Kuti, Elizabeth. ‘Rewriting Frances Sheridan’, Eighteenth-century Ireland/Iris an dá chultúr, Vol. 11 (1996), pp 120-128.
This article discusses Frances Sheridans career as a playwright in eighteenth-century Ireland. Renowned for her novels The Memoirs of Miss Sidney Bidulph and Nourjahad, Sheridans plays have been overshadowed by her accomplishment as a novelist and by the work of her youngest son, Richard Brinsley Sheridan. The younger Sheridans play, The Rivals, is closely modelled on his mothers earlier unperformed and incomplete play, A Trip to Bath. Kuti argues that the sons play is an unsuccessful rewriting of his mothers work, and criticises the lack of realism in its language.
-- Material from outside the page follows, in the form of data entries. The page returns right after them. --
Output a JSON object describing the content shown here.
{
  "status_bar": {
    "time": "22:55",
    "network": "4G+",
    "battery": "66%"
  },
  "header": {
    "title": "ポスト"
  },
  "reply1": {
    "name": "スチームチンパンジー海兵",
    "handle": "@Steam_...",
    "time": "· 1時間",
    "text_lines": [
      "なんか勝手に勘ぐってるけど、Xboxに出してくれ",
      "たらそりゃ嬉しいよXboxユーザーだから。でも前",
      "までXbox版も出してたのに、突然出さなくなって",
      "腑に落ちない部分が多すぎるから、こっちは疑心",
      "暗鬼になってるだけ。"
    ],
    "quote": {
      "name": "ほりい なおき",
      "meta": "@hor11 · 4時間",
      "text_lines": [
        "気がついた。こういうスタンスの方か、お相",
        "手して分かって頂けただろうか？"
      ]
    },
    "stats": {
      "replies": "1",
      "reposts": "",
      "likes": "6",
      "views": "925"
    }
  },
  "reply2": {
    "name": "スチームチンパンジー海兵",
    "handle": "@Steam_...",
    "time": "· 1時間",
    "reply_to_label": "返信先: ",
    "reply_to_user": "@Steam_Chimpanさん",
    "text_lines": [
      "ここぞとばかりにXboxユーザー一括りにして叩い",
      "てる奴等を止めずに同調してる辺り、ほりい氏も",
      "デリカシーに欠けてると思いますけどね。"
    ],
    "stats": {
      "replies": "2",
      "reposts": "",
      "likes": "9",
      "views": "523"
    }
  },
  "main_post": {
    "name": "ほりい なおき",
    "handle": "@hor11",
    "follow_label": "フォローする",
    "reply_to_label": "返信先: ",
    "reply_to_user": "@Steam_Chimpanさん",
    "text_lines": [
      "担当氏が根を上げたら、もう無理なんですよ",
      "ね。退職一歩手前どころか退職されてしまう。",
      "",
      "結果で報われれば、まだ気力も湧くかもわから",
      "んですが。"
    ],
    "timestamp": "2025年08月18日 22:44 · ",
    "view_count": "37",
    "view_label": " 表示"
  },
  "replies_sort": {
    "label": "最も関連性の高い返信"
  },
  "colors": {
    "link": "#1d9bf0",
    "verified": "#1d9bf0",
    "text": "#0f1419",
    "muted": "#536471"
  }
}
Frances Sheridans concern with the relationship of women to language and literacy are issues that formed the basis of her experiences as a woman and as a writer, and these are reflected in her work. According to Kuti, it is time for Frances Sheridan to emerge from the rewritings of her work and life that have obscured her contribution to Anglo-Irish drama and given her only a ghostly half-life, in plagiarised form, as the unacknowledged inspiration behind her sons plays. Other theatrical works by Frances Sheridan such as The Discovery and The Dupe are also considered and the article concludes with a plea that Frances Sheridan be written back into theatrical history and her works into the theatrical repertoire.